Without additional grant funding, no new recordings are currently being added to the archive, but Neatrour says the Marriott Library has acquired a state-of-the-art digital preservation system and plans to transfer the archive’s contents, to better preserve the files for the long term. The soundscape’s availability is also expanding. Its contents recently were added to two larger collections: the Mountain West Digital Library, a digital hub for libraries, museums, and historical societies in six Western states; and the Digital Public Library of America, which aggregates photographs, manuscripts, sound, and film from sources across the United States.
It’s not clear whether the Western Soundscape Archive contains sounds that have never before been recorded—that’s a difficult thing to know—but both Rice and Arlitsch say the project brought more than a few surprises and deeper awareness of just how rare and special it is to record the animals that roam the West. “There is so much more variety and so much potential to discover, that the work is never going to end. There’s always going to be more to do,” says Rice. “It’s important for all of us to just pay attention to the natural world. If a recording in an archive will help you with that, which I think it does, that’s valuable.”

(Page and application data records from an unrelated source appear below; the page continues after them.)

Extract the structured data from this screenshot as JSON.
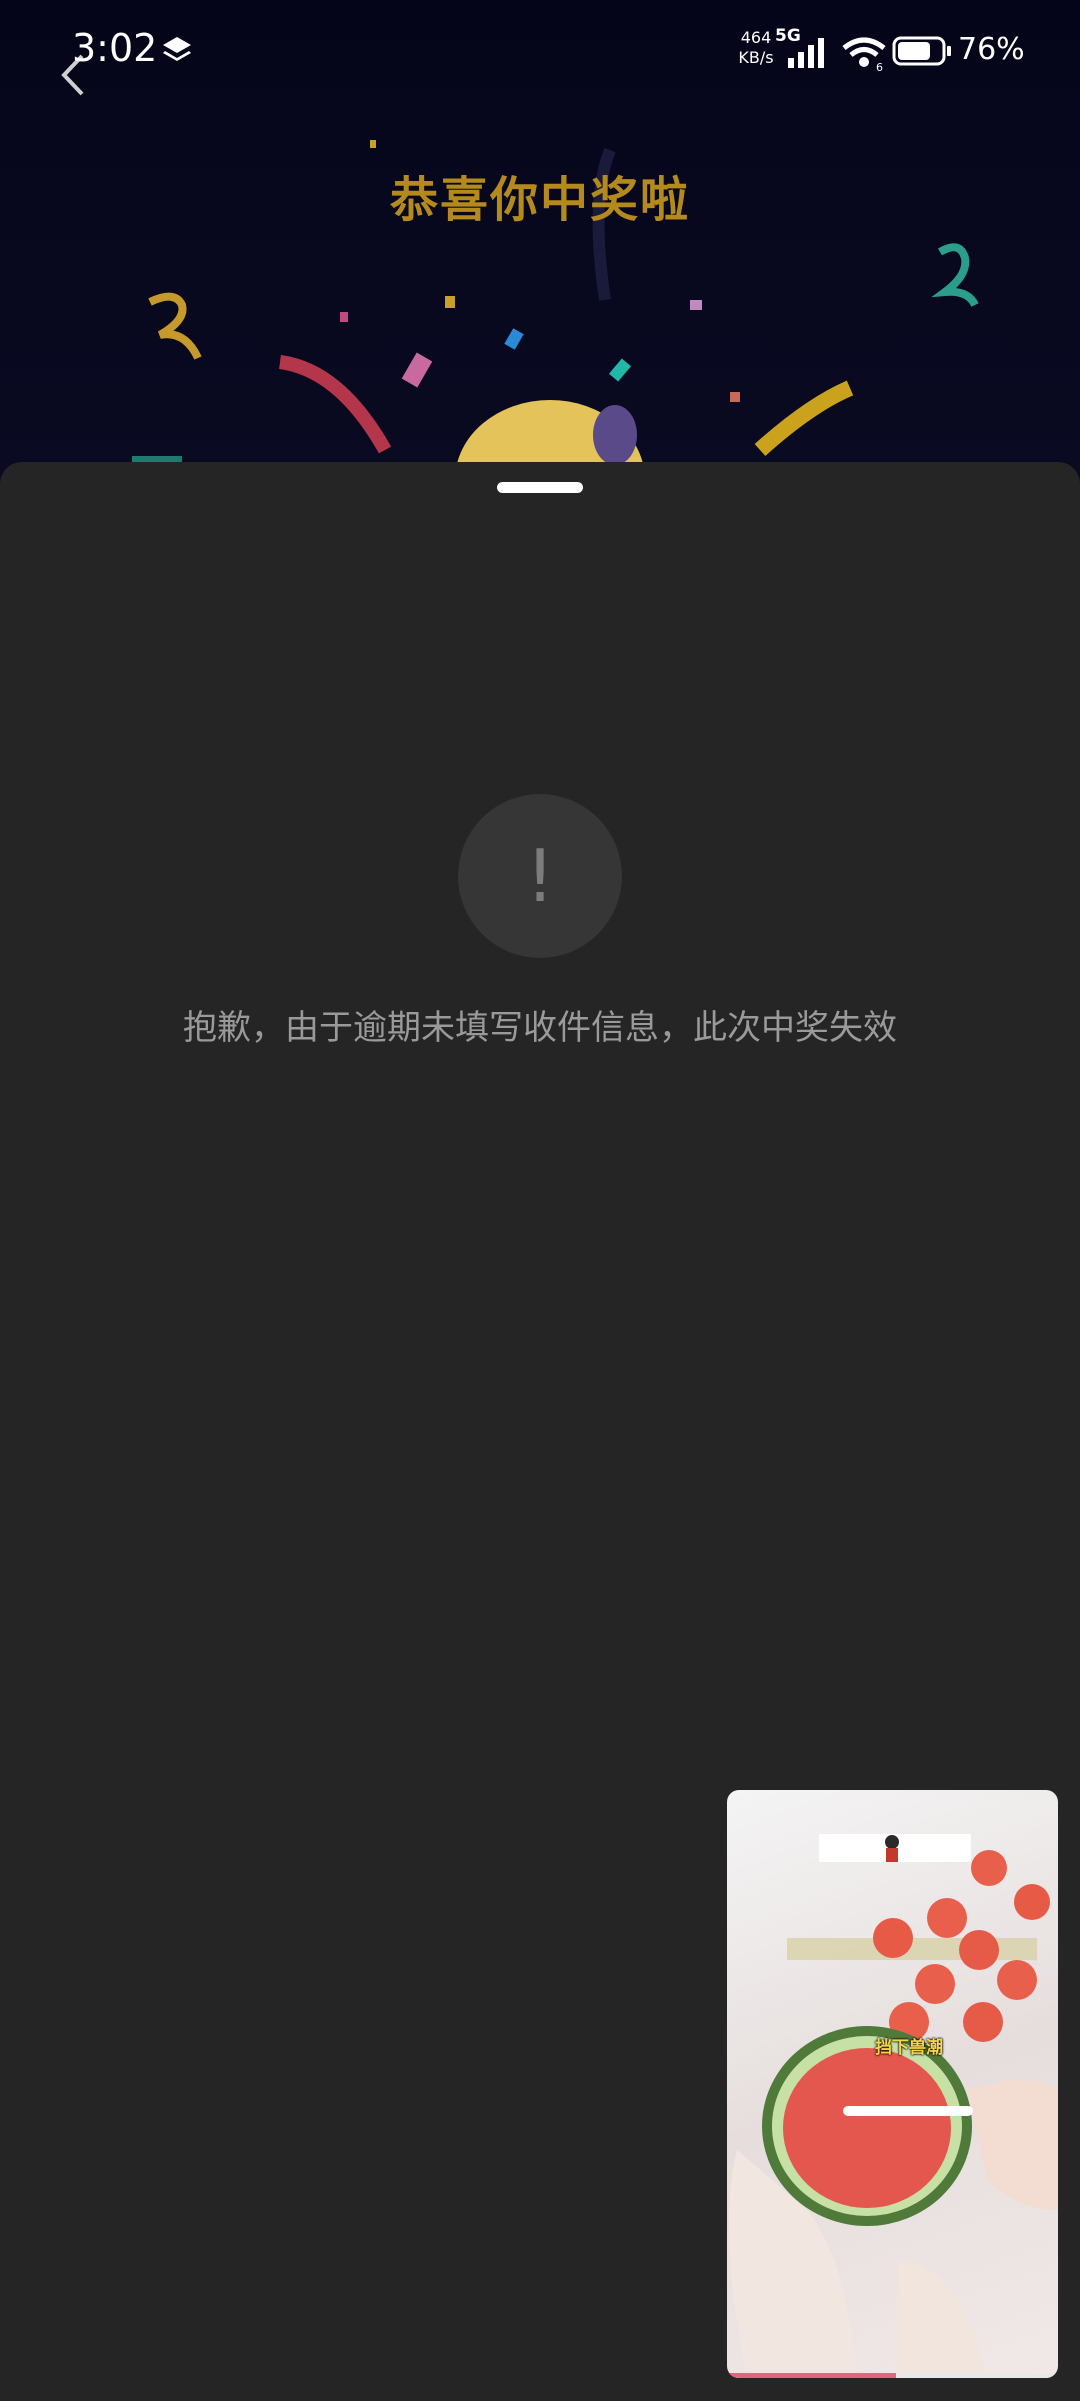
{
  "status_bar": {
    "time": "3:02",
    "net_speed_value": "464",
    "net_speed_unit": "KB/s",
    "network_type": "5G",
    "battery_percent": "76%",
    "battery_level": 0.76
  },
  "background": {
    "title": "恭喜你中奖啦",
    "title_color": "#b58a1c"
  },
  "sheet": {
    "alert_symbol": "!",
    "message": "抱歉，由于逾期未填写收件信息，此次中奖失效"
  },
  "pip_video": {
    "caption": "挡下兽潮",
    "progress": 0.51
  },
  "colors": {
    "sheet_bg": "#252525",
    "accent": "#e8617f"
  }
}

—Jennifer Dobner, a former longtime Associated Press reporter and editor, is now a Salt Lake City-based freelance writer and a frequent contributor to Continuum.
Web Exclusive Video
Web Exclusive Photo Gallery